### What is required
All entries are to be reproduced exactly; the pictures are to be omitted.

= Beginning of Section =

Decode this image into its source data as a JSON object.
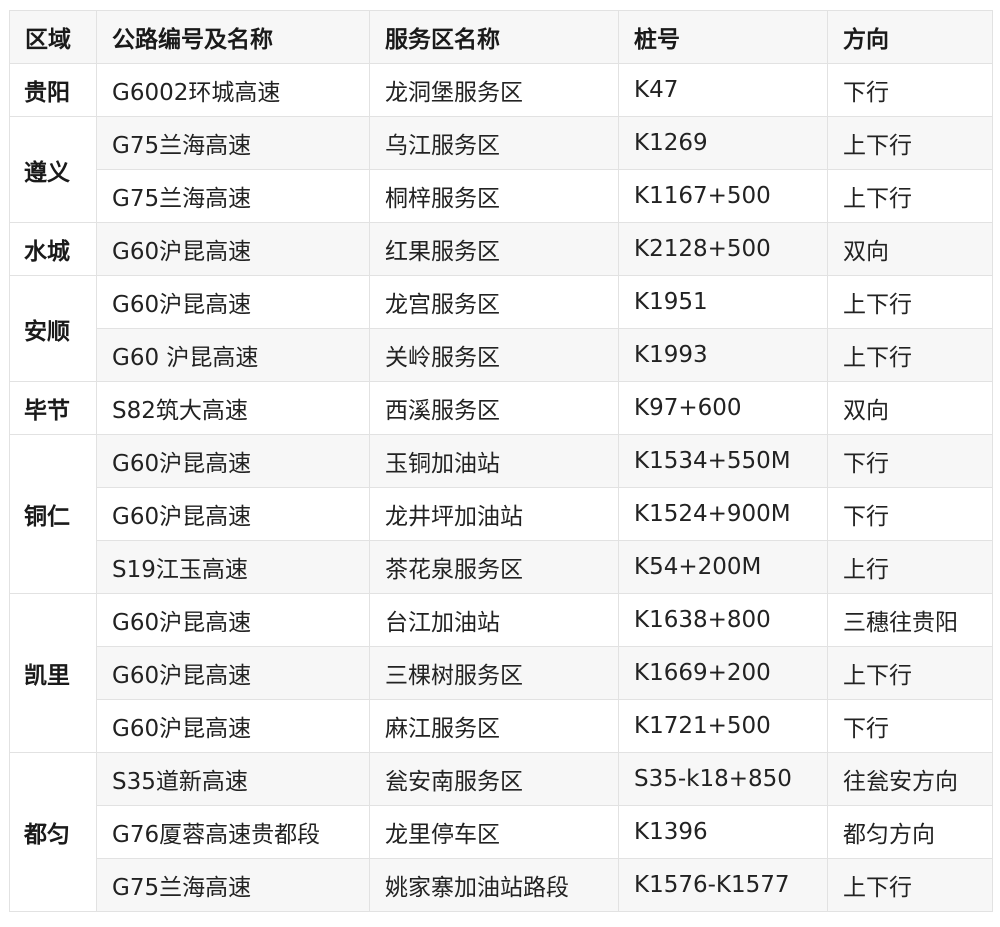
{
  "headers": [
    "区域",
    "公路编号及名称",
    "服务区名称",
    "桩号",
    "方向"
  ],
  "regions": [
    {
      "name": "贵阳",
      "rows": [
        {
          "highway": "G6002环城高速",
          "area": "龙洞堡服务区",
          "stake": "K47",
          "direction": "下行"
        }
      ]
    },
    {
      "name": "遵义",
      "rows": [
        {
          "highway": "G75兰海高速",
          "area": "乌江服务区",
          "stake": "K1269",
          "direction": "上下行"
        },
        {
          "highway": "G75兰海高速",
          "area": "桐梓服务区",
          "stake": "K1167+500",
          "direction": "上下行"
        }
      ]
    },
    {
      "name": "水城",
      "rows": [
        {
          "highway": "G60沪昆高速",
          "area": "红果服务区",
          "stake": "K2128+500",
          "direction": "双向"
        }
      ]
    },
    {
      "name": "安顺",
      "rows": [
        {
          "highway": "G60沪昆高速",
          "area": "龙宫服务区",
          "stake": "K1951",
          "direction": "上下行"
        },
        {
          "highway": "G60 沪昆高速",
          "area": "关岭服务区",
          "stake": "K1993",
          "direction": "上下行"
        }
      ]
    },
    {
      "name": "毕节",
      "rows": [
        {
          "highway": "S82筑大高速",
          "area": "西溪服务区",
          "stake": "K97+600",
          "direction": "双向"
        }
      ]
    },
    {
      "name": "铜仁",
      "rows": [
        {
          "highway": "G60沪昆高速",
          "area": "玉铜加油站",
          "stake": "K1534+550M",
          "direction": "下行"
        },
        {
          "highway": "G60沪昆高速",
          "area": "龙井坪加油站",
          "stake": "K1524+900M",
          "direction": "下行"
        },
        {
          "highway": "S19江玉高速",
          "area": "茶花泉服务区",
          "stake": "K54+200M",
          "direction": "上行"
        }
      ]
    },
    {
      "name": "凯里",
      "rows": [
        {
          "highway": "G60沪昆高速",
          "area": "台江加油站",
          "stake": "K1638+800",
          "direction": "三穗往贵阳"
        },
        {
          "highway": "G60沪昆高速",
          "area": "三棵树服务区",
          "stake": "K1669+200",
          "direction": "上下行"
        },
        {
          "highway": "G60沪昆高速",
          "area": "麻江服务区",
          "stake": "K1721+500",
          "direction": "下行"
        }
      ]
    },
    {
      "name": "都匀",
      "rows": [
        {
          "highway": "S35道新高速",
          "area": "瓮安南服务区",
          "stake": "S35-k18+850",
          "direction": "往瓮安方向"
        },
        {
          "highway": "G76厦蓉高速贵都段",
          "area": "龙里停车区",
          "stake": "K1396",
          "direction": "都匀方向"
        },
        {
          "highway": "G75兰海高速",
          "area": "姚家寨加油站路段",
          "stake": "K1576-K1577",
          "direction": "上下行"
        }
      ]
    }
  ]
}
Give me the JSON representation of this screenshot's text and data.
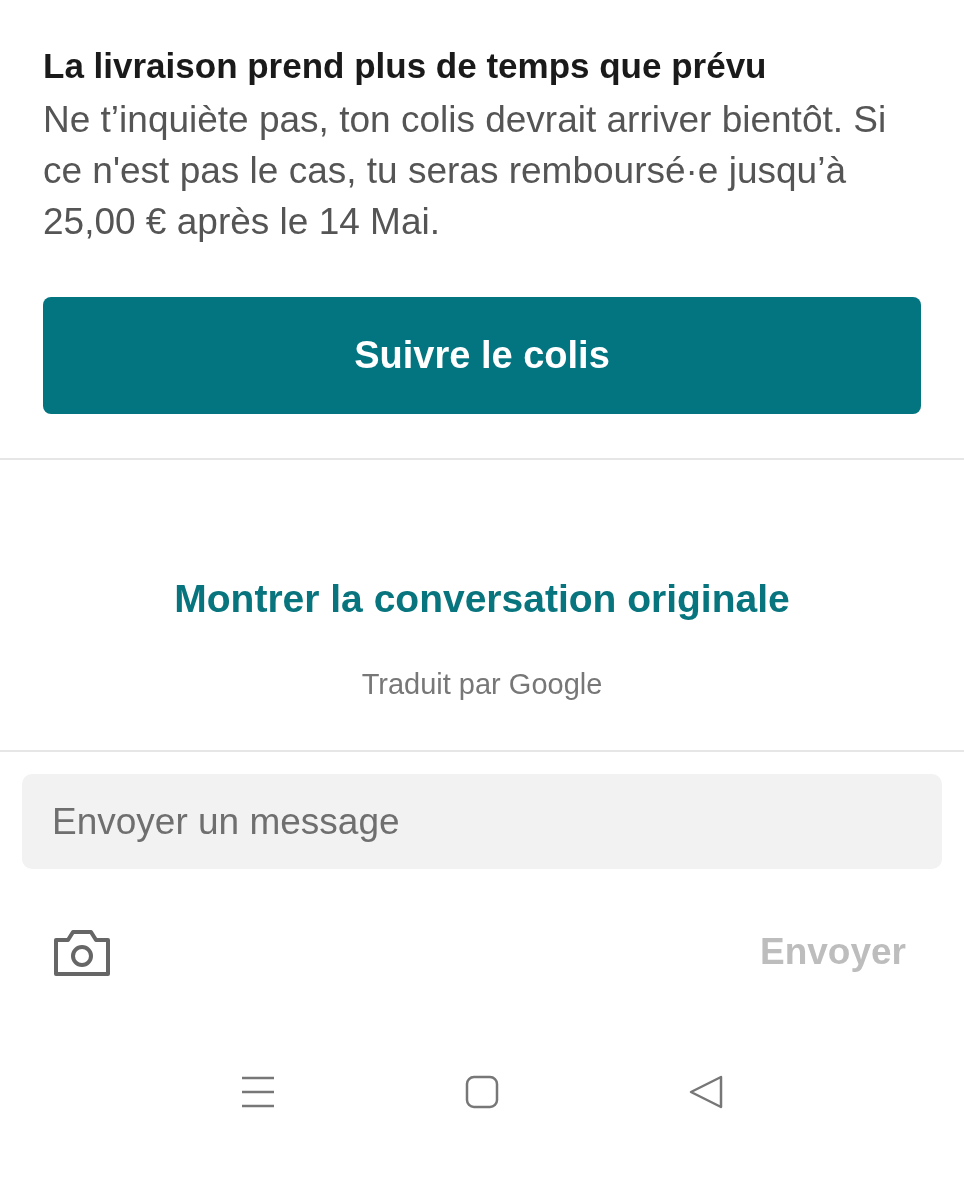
{
  "notice": {
    "title": "La livraison prend plus de temps que prévu",
    "message": "Ne t’inquiète pas, ton colis devrait arriver bientôt. Si ce n'est pas le cas, tu seras remboursé·e jusqu’à 25,00 € après le 14 Mai.",
    "button": "Suivre le colis"
  },
  "translation": {
    "link": "Montrer la conversation originale",
    "note": "Traduit par Google"
  },
  "composer": {
    "placeholder": "Envoyer un message",
    "send": {
      "label": "Envoyer",
      "disabled": true
    }
  }
}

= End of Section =

### Task output
Decode this image into its source data as a JSON object.
{
  "headers": [
    "区域",
    "公路编号及名称",
    "服务区名称",
    "桩号",
    "方向"
  ],
  "regions": [
    {
      "name": "贵阳",
      "rows": [
        {
          "highway": "G6002环城高速",
          "area": "龙洞堡服务区",
          "stake": "K47",
          "direction": "下行"
        }
      ]
    },
    {
      "name": "遵义",
      "rows": [
        {
          "highway": "G75兰海高速",
          "area": "乌江服务区",
          "stake": "K1269",
          "direction": "上下行"
        },
        {
          "highway": "G75兰海高速",
          "area": "桐梓服务区",
          "stake": "K1167+500",
          "direction": "上下行"
        }
      ]
    },
    {
      "name": "水城",
      "rows": [
        {
          "highway": "G60沪昆高速",
          "area": "红果服务区",
          "stake": "K2128+500",
          "direction": "双向"
        }
      ]
    },
    {
      "name": "安顺",
      "rows": [
        {
          "highway": "G60沪昆高速",
          "area": "龙宫服务区",
          "stake": "K1951",
          "direction": "上下行"
        },
        {
          "highway": "G60 沪昆高速",
          "area": "关岭服务区",
          "stake": "K1993",
          "direction": "上下行"
        }
      ]
    },
    {
      "name": "毕节",
      "rows": [
        {
          "highway": "S82筑大高速",
          "area": "西溪服务区",
          "stake": "K97+600",
          "direction": "双向"
        }
      ]
    },
    {
      "name": "铜仁",
      "rows": [
        {
          "highway": "G60沪昆高速",
          "area": "玉铜加油站",
          "stake": "K1534+550M",
          "direction": "下行"
        },
        {
          "highway": "G60沪昆高速",
          "area": "龙井坪加油站",
          "stake": "K1524+900M",
          "direction": "下行"
        },
        {
          "highway": "S19江玉高速",
          "area": "茶花泉服务区",
          "stake": "K54+200M",
          "direction": "上行"
        }
      ]
    },
    {
      "name": "凯里",
      "rows": [
        {
          "highway": "G60沪昆高速",
          "area": "台江加油站",
          "stake": "K1638+800",
          "direction": "三穗往贵阳"
        },
        {
          "highway": "G60沪昆高速",
          "area": "三棵树服务区",
          "stake": "K1669+200",
          "direction": "上下行"
        },
        {
          "highway": "G60沪昆高速",
          "area": "麻江服务区",
          "stake": "K1721+500",
          "direction": "下行"
        }
      ]
    },
    {
      "name": "都匀",
      "rows": [
        {
          "highway": "S35道新高速",
          "area": "瓮安南服务区",
          "stake": "S35-k18+850",
          "direction": "往瓮安方向"
        },
        {
          "highway": "G76厦蓉高速贵都段",
          "area": "龙里停车区",
          "stake": "K1396",
          "direction": "都匀方向"
        },
        {
          "highway": "G75兰海高速",
          "area": "姚家寨加油站路段",
          "stake": "K1576-K1577",
          "direction": "上下行"
        }
      ]
    }
  ]
}
Give me the JSON representation of this screenshot's text and data.
{
  "notice": {
    "title": "La livraison prend plus de temps que prévu",
    "message": "Ne t’inquiète pas, ton colis devrait arriver bientôt. Si ce n'est pas le cas, tu seras remboursé·e jusqu’à 25,00 € après le 14 Mai.",
    "button": "Suivre le colis"
  },
  "translation": {
    "link": "Montrer la conversation originale",
    "note": "Traduit par Google"
  },
  "composer": {
    "placeholder": "Envoyer un message",
    "send": {
      "label": "Envoyer",
      "disabled": true
    }
  }
}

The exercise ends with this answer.